> _WORK REQUIRED_: Below is a block of records. Copy every line in it that contains the word "diff".

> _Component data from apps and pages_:
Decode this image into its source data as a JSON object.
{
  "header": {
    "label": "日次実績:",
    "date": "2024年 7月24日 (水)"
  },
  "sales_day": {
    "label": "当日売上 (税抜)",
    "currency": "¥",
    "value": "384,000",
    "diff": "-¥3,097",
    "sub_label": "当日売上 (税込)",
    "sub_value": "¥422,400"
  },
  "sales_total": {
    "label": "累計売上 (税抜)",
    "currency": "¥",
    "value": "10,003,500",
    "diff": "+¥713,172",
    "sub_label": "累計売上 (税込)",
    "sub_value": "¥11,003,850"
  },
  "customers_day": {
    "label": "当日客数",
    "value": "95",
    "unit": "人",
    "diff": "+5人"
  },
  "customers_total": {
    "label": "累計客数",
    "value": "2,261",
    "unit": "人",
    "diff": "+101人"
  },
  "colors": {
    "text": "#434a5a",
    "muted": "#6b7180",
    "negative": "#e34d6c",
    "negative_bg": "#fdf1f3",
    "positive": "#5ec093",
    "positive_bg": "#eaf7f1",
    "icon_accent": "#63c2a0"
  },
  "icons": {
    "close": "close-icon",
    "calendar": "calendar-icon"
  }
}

> _RESPONSE TO THE EXERCISE_:
    "diff": "-¥3,097",
    "diff": "+¥713,172",
    "diff": "+5人"
    "diff": "+101人"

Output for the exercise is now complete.